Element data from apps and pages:

↓↓↓

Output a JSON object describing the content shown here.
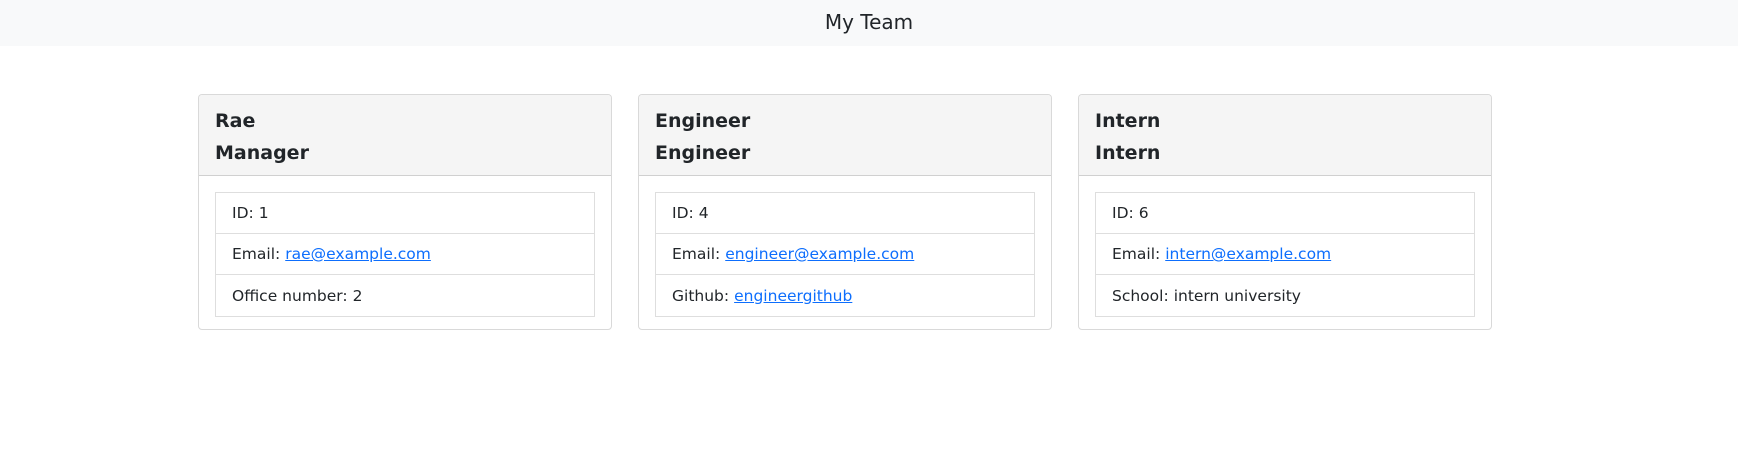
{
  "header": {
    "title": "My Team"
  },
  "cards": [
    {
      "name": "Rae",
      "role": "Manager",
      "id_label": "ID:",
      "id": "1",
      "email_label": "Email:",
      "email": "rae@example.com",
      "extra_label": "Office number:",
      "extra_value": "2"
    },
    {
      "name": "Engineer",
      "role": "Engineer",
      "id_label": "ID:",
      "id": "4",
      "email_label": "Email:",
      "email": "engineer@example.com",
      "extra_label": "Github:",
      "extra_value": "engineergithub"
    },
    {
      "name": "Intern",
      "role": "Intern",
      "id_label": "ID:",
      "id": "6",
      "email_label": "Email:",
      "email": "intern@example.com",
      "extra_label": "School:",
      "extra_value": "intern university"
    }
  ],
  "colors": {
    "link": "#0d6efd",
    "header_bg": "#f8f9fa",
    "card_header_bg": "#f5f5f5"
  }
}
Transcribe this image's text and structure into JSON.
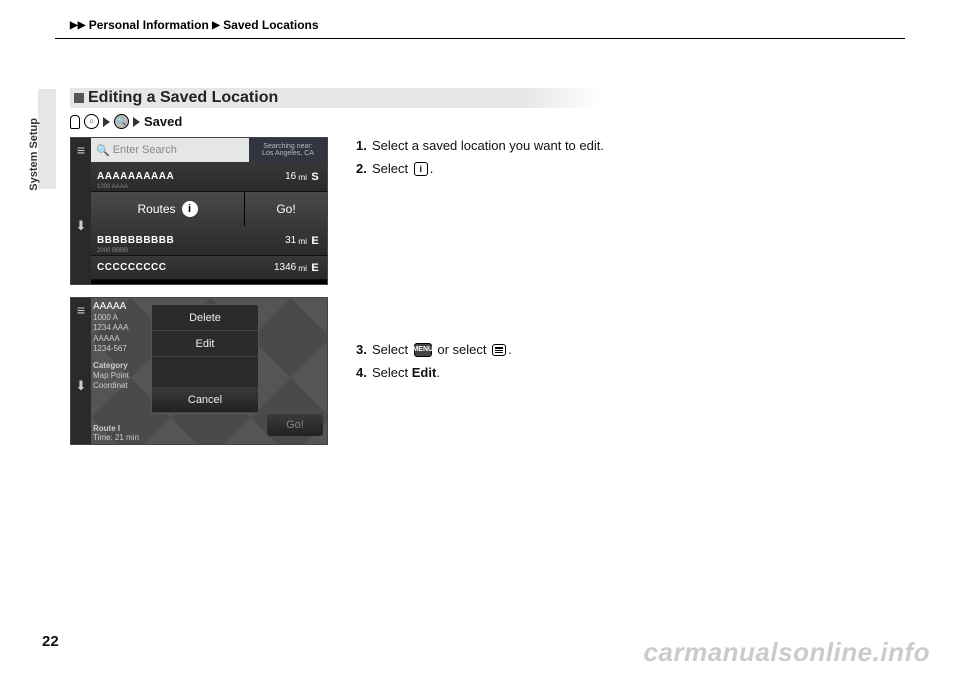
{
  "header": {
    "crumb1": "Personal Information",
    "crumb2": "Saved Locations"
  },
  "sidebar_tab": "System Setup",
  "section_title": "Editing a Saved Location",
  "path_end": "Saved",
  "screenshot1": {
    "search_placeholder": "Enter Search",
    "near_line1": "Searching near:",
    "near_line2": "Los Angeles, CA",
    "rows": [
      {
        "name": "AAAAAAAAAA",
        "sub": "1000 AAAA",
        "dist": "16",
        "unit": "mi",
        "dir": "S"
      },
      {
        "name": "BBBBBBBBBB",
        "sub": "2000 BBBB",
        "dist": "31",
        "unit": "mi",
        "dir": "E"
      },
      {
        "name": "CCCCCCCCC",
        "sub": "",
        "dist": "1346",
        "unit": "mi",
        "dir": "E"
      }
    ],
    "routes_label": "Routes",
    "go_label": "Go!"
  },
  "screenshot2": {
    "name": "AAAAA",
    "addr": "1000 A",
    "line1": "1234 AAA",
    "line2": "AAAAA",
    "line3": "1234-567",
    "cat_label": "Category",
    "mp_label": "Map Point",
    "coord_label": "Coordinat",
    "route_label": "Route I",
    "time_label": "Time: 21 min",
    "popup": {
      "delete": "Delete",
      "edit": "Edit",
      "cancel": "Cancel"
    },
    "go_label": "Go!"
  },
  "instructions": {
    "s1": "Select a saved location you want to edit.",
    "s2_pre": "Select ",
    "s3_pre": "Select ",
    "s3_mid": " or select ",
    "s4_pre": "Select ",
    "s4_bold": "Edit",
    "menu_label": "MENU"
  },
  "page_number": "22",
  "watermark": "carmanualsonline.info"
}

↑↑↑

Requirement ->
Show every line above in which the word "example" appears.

Task answer ->
      "email": "rae@example.com",
      "email": "engineer@example.com",
      "email": "intern@example.com",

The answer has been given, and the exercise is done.